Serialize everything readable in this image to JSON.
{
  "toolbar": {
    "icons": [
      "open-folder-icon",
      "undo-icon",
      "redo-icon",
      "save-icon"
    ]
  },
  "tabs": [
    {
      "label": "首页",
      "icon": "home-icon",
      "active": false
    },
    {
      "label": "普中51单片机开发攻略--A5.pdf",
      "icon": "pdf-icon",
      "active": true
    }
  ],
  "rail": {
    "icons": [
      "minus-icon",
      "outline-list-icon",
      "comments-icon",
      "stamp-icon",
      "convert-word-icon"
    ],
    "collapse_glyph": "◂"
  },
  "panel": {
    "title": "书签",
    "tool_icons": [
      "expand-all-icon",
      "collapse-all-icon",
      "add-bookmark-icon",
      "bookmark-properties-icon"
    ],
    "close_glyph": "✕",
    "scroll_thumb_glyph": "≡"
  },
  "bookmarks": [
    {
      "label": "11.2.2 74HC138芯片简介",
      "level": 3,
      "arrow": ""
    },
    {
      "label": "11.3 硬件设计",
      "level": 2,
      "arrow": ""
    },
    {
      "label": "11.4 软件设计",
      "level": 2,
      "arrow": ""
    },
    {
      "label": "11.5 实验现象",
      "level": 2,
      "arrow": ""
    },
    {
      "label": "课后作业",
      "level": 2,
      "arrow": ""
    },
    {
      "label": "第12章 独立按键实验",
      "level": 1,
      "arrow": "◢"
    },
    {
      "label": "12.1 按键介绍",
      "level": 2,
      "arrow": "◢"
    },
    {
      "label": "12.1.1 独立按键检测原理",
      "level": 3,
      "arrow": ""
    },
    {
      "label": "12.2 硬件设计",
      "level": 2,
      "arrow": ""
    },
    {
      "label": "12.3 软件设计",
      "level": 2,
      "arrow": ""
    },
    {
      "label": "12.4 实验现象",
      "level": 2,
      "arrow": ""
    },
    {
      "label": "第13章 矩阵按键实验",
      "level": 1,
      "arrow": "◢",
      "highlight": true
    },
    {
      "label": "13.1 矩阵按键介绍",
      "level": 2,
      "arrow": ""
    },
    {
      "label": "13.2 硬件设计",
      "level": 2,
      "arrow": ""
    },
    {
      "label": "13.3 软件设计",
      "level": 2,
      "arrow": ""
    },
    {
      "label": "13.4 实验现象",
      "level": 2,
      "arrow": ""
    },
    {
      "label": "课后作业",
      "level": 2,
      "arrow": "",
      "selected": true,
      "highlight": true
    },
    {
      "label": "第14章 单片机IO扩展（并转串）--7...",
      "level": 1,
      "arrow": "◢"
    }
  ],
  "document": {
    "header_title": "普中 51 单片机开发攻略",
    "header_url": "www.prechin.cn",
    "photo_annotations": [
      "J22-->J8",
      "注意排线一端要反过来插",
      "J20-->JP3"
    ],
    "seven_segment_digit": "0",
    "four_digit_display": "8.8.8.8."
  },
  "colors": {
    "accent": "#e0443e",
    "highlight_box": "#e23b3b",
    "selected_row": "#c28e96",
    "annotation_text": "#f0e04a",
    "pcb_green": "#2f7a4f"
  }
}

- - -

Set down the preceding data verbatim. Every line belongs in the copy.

Task answer.
Serialize everything readable in this image to JSON.
{
  "toolbar": {
    "icons": [
      "open-folder-icon",
      "undo-icon",
      "redo-icon",
      "save-icon"
    ]
  },
  "tabs": [
    {
      "label": "首页",
      "icon": "home-icon",
      "active": false
    },
    {
      "label": "普中51单片机开发攻略--A5.pdf",
      "icon": "pdf-icon",
      "active": true
    }
  ],
  "rail": {
    "icons": [
      "minus-icon",
      "outline-list-icon",
      "comments-icon",
      "stamp-icon",
      "convert-word-icon"
    ],
    "collapse_glyph": "◂"
  },
  "panel": {
    "title": "书签",
    "tool_icons": [
      "expand-all-icon",
      "collapse-all-icon",
      "add-bookmark-icon",
      "bookmark-properties-icon"
    ],
    "close_glyph": "✕",
    "scroll_thumb_glyph": "≡"
  },
  "bookmarks": [
    {
      "label": "11.2.2 74HC138芯片简介",
      "level": 3,
      "arrow": ""
    },
    {
      "label": "11.3 硬件设计",
      "level": 2,
      "arrow": ""
    },
    {
      "label": "11.4 软件设计",
      "level": 2,
      "arrow": ""
    },
    {
      "label": "11.5 实验现象",
      "level": 2,
      "arrow": ""
    },
    {
      "label": "课后作业",
      "level": 2,
      "arrow": ""
    },
    {
      "label": "第12章 独立按键实验",
      "level": 1,
      "arrow": "◢"
    },
    {
      "label": "12.1 按键介绍",
      "level": 2,
      "arrow": "◢"
    },
    {
      "label": "12.1.1 独立按键检测原理",
      "level": 3,
      "arrow": ""
    },
    {
      "label": "12.2 硬件设计",
      "level": 2,
      "arrow": ""
    },
    {
      "label": "12.3 软件设计",
      "level": 2,
      "arrow": ""
    },
    {
      "label": "12.4 实验现象",
      "level": 2,
      "arrow": ""
    },
    {
      "label": "第13章 矩阵按键实验",
      "level": 1,
      "arrow": "◢",
      "highlight": true
    },
    {
      "label": "13.1 矩阵按键介绍",
      "level": 2,
      "arrow": ""
    },
    {
      "label": "13.2 硬件设计",
      "level": 2,
      "arrow": ""
    },
    {
      "label": "13.3 软件设计",
      "level": 2,
      "arrow": ""
    },
    {
      "label": "13.4 实验现象",
      "level": 2,
      "arrow": ""
    },
    {
      "label": "课后作业",
      "level": 2,
      "arrow": "",
      "selected": true,
      "highlight": true
    },
    {
      "label": "第14章 单片机IO扩展（并转串）--7...",
      "level": 1,
      "arrow": "◢"
    }
  ],
  "document": {
    "header_title": "普中 51 单片机开发攻略",
    "header_url": "www.prechin.cn",
    "photo_annotations": [
      "J22-->J8",
      "注意排线一端要反过来插",
      "J20-->JP3"
    ],
    "seven_segment_digit": "0",
    "four_digit_display": "8.8.8.8."
  },
  "colors": {
    "accent": "#e0443e",
    "highlight_box": "#e23b3b",
    "selected_row": "#c28e96",
    "annotation_text": "#f0e04a",
    "pcb_green": "#2f7a4f"
  }
}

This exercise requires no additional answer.